Leaves and shoots of numerous dominant bush plants, fruits are very important in their diet. The bush duiker does not need water Male animals defend territories with little or no overlap in range.
Location; – L. Mburo N.P
– Queen Elizabeth N.P
- xv) Topi; a female topi weighs beyween75-150kg while a male one is between120-160kg. They are large, compact antelope with deep chest, prominently ridge shoulders, rather short neck and long face. The tail is narrow and fringed. Horns vary from one region to another but all have backward curving stems and forward or inward curving tips. Their body color varies from rather yellowish bleached brown to red or even purplish brown. Black patches on hind quarters and fore legs above, are ochre- colored stockings. Topis prefer seasonally flooded grasslands. They follow receding waters in the dry season and retreat into higher ground in the rains or flood season. These animals like naturally short or medium height pastures.

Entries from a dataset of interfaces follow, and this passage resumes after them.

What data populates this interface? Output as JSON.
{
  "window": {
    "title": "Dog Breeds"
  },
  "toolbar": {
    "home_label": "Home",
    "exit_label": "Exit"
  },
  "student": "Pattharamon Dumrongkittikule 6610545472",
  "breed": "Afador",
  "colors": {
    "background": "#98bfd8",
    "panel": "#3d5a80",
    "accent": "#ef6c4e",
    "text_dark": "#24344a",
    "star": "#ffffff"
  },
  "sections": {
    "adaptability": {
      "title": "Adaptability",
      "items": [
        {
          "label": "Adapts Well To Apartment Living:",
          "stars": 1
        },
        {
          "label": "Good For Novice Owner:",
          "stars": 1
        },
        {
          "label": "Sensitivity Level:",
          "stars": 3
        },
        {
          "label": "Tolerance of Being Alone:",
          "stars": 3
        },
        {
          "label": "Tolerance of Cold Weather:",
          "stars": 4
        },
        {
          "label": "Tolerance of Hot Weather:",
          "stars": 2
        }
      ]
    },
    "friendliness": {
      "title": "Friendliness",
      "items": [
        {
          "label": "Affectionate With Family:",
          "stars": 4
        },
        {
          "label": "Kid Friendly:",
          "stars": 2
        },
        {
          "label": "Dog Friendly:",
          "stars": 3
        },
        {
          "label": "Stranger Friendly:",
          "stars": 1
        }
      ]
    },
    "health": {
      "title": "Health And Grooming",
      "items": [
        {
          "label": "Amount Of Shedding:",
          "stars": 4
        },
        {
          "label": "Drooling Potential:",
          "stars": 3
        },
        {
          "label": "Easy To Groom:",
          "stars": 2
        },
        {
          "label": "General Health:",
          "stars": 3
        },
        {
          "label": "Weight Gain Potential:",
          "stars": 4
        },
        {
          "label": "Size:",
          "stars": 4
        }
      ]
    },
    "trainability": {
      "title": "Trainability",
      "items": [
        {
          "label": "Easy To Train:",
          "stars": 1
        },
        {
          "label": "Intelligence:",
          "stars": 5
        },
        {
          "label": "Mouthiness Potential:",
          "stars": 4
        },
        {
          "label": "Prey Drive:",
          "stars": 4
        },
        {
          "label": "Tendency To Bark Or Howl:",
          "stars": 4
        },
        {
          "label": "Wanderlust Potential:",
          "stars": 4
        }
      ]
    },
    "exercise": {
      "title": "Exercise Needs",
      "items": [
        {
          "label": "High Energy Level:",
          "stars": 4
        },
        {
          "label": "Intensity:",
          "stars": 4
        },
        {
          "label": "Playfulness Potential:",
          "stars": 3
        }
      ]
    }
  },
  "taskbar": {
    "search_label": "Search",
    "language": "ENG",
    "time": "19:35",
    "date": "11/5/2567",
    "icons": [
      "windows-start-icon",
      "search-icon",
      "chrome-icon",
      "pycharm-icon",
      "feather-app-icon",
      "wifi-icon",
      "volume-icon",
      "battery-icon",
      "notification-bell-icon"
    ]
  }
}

Although most valley grasses are taken are taken, they prefer very short leaves which are striped from the stems with a nodding action that finely balances raking wrenches with clipping bites. Despite the topis living in large migratory herds, they may co-exist with other residential animals. Residents probably off shoots of larger aggregations but they occupy territories defended by males. Large groups have very intense rutting while herds are at their most concentrated. Young are born after an 8 month gestation. The sandy-fawn calf lies up for a few days before joining its mother. Young often gather spontaneously and females may form a defensive ring around them.